Mother with her childrenEach child copes with a parent’s kidney failure in his or her own way. It may be tempting to try to keep kidney failure and dialysis a secret to “protect” your child. But the unknown is nearly always worse than the truth—and children always seem to know if something is going on. If you don’t share what’s really happening, your child may imagine something that is much scarier. Even a 2- or 3-year-old can understand simple concepts like, “my kidneys don’t work well anymore, and dialysis helps me to feel better.”

Some children may not know what questions to ask, while others may ask difficult ones to answer. Answer a child’s questions honestly, giving only as much detail as needed for his or her age and ability to understand. You know your child best. To answer his or her questions, you’ll need to arm yourself with information about kidney disease and dialysis treatment:

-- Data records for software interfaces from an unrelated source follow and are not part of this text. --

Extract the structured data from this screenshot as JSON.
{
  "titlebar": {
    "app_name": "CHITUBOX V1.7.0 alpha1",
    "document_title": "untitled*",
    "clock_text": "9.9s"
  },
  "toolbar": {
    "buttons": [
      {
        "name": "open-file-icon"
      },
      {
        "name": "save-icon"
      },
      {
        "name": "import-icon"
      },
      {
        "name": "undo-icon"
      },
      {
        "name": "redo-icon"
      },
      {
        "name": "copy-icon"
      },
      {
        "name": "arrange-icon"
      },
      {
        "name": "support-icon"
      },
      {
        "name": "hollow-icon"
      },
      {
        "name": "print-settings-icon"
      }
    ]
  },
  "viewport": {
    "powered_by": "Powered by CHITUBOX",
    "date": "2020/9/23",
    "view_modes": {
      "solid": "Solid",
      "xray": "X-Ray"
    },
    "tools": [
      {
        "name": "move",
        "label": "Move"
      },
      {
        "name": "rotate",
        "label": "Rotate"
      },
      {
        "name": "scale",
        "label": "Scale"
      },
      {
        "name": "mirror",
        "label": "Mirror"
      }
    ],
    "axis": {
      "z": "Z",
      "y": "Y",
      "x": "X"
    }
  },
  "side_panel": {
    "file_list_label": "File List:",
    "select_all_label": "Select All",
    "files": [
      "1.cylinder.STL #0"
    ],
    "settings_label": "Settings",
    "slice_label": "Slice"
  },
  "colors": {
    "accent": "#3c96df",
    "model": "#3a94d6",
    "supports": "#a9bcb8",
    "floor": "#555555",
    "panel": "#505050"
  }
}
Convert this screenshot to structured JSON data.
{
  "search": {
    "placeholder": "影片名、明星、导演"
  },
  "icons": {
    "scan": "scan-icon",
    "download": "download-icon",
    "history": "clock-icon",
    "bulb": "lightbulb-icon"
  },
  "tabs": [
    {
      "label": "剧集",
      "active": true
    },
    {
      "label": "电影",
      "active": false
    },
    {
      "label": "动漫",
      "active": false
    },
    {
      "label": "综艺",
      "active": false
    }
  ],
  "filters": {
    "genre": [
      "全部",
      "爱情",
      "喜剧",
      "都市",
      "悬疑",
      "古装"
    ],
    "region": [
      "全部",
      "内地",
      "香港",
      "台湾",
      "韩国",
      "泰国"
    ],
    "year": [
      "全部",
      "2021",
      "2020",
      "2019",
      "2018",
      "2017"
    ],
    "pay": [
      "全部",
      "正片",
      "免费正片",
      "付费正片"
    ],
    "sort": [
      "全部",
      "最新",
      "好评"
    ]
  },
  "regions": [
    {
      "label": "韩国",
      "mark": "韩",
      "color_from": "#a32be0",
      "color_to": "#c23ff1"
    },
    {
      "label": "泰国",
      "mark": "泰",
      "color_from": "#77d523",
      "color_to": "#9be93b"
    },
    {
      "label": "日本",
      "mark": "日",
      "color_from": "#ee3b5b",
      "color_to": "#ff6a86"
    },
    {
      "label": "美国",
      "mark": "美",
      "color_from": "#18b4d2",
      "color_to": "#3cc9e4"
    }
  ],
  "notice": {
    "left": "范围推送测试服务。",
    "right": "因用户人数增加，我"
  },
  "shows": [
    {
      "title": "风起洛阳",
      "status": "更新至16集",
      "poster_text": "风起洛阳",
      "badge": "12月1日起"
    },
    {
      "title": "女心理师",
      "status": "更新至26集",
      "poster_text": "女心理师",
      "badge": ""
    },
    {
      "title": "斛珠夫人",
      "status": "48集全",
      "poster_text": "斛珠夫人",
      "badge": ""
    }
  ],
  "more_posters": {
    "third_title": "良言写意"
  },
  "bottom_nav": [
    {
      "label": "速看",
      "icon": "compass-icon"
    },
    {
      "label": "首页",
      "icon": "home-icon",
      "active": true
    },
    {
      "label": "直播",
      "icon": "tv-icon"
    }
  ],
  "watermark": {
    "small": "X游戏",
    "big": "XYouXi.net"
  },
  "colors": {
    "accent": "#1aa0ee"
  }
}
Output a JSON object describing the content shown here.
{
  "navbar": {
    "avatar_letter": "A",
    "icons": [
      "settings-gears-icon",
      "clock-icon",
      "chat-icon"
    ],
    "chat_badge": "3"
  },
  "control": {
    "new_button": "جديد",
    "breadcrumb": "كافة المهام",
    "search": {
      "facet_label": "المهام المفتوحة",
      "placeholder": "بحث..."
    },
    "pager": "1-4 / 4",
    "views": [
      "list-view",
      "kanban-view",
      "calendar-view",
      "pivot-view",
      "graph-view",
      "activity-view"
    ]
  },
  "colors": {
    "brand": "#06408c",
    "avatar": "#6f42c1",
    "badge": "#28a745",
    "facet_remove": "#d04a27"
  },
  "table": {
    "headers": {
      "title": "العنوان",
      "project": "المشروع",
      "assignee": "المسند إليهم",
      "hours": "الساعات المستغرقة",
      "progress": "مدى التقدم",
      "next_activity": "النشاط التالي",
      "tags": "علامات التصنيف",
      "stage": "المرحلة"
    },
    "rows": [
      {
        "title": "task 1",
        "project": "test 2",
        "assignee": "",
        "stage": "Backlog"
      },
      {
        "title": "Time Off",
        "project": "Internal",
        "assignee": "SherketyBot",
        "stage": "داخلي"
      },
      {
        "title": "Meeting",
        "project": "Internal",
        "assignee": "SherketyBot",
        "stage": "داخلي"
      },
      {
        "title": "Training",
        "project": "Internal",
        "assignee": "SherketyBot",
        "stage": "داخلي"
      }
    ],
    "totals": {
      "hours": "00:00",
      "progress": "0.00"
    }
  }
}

  • Start out with simple facts about kidney disease and how it is treated.
  • Explain that people with kidney failure have lived long, happy, and full lives and that you intend to do the same.
  • If you will be doing your treatment at home, explain that there may be times you’ll need to be alone to do your dialysis or to rest.
  • If you’re on peritoneal dialysis and have small children, you may find the cycler makes it hard to tend to a little one’s needs during the night. You can ask for a tubing extension that will allow you to reach into a child’s room, so you can be on hand for a bad dream or an illness and still get your treatment.
  • For anyone who has treatment-related equipment in the house, explain how important it is not to touch any buttons or dials on it.

Your social worker or counselor can provide you with resources to help your child come to terms with your illness. Watch for clues about how your child is dealing with your disease, and seek professional help if your child is having trouble coping with his or her fears.